Task description:
A single number is required: the count of lines in the entries below that include the word "icon".

Records for processing:
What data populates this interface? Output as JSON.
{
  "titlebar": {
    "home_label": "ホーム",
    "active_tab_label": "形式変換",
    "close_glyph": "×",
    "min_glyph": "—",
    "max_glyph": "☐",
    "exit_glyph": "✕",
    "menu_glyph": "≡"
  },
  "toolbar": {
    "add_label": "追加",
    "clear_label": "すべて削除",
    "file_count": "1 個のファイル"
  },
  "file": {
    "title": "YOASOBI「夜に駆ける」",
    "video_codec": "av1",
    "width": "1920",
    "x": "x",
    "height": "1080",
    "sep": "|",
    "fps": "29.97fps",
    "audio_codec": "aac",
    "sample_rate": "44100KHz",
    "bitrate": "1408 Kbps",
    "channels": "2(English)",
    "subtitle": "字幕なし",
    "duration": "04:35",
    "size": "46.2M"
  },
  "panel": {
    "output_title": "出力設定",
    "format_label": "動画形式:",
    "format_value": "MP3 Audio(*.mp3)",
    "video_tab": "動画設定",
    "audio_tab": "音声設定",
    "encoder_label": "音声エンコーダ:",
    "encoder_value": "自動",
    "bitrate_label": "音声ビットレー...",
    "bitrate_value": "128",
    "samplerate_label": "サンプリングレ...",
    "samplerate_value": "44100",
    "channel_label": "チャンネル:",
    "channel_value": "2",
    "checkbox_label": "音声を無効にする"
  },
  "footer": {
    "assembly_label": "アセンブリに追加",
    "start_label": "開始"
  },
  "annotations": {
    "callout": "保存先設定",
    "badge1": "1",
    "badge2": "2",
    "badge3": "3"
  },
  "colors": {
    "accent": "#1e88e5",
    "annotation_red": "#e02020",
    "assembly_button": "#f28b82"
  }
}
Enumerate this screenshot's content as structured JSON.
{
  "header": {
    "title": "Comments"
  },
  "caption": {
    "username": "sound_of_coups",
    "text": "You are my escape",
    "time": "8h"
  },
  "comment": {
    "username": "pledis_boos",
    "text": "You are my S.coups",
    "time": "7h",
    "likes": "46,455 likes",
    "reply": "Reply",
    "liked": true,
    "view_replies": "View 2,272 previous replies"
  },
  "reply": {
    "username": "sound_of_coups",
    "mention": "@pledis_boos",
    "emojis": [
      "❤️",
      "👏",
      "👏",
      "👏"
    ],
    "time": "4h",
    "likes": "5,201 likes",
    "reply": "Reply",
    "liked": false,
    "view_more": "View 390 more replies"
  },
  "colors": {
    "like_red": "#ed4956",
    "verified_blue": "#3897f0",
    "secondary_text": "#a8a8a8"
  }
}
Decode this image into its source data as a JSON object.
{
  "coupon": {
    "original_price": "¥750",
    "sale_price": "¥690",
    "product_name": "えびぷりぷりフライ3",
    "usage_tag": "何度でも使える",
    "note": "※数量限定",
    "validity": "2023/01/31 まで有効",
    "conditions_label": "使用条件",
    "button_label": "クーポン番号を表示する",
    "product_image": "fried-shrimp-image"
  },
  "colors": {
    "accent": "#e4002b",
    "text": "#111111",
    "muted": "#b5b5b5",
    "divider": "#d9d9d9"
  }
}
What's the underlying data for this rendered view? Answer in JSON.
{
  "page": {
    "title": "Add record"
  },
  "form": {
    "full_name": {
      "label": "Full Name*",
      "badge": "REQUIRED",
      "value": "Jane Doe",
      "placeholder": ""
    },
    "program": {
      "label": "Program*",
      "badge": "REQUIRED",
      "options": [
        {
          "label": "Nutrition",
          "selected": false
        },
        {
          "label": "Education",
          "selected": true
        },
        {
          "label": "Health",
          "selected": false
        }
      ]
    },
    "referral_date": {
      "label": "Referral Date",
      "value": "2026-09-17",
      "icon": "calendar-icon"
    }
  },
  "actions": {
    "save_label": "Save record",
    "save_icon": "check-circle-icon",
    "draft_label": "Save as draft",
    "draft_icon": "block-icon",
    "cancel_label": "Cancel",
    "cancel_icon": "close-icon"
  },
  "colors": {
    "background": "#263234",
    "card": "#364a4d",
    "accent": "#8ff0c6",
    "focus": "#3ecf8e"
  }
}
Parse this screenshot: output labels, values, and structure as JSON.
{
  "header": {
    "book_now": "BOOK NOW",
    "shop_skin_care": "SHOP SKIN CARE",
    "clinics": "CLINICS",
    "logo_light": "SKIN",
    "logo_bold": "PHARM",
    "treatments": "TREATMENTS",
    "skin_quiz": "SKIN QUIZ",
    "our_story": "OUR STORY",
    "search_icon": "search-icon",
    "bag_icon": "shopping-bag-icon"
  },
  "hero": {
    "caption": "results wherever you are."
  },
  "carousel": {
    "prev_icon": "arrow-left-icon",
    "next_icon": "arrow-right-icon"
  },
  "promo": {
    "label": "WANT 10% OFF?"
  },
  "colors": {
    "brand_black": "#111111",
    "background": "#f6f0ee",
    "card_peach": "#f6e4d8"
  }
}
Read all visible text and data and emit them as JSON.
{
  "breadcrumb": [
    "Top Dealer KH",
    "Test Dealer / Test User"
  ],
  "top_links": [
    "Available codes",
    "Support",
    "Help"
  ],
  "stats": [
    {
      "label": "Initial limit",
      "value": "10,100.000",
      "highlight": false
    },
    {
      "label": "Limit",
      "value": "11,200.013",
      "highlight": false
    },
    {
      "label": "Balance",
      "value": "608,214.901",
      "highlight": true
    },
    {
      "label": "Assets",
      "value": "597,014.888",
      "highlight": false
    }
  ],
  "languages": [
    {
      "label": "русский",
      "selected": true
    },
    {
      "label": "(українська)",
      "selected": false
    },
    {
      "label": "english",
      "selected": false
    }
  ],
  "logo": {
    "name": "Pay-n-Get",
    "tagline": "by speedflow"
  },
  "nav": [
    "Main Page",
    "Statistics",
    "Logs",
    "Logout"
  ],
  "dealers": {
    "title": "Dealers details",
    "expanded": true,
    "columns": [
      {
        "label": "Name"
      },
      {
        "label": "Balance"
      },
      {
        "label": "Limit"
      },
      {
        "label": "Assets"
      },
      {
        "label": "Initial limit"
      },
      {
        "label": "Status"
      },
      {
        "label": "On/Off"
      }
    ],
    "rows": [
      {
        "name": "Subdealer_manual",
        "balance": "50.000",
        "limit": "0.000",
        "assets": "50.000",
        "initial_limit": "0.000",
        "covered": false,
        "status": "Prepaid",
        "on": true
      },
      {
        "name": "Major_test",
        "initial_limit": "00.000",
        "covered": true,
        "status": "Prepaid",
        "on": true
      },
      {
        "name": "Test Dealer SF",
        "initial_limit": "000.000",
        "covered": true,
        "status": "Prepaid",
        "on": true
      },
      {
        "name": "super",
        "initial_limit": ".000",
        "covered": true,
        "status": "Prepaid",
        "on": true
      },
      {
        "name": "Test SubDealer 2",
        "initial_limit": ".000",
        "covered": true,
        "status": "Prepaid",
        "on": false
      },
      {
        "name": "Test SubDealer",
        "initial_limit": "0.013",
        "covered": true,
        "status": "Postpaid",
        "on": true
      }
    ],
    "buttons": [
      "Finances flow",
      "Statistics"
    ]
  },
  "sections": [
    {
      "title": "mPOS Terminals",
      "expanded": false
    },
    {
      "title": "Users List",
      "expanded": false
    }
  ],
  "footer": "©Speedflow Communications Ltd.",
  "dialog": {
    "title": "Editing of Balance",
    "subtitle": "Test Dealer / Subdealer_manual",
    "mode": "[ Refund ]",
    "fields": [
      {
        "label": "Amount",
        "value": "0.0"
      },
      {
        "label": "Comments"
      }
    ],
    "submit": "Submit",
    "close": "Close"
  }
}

Written response:
8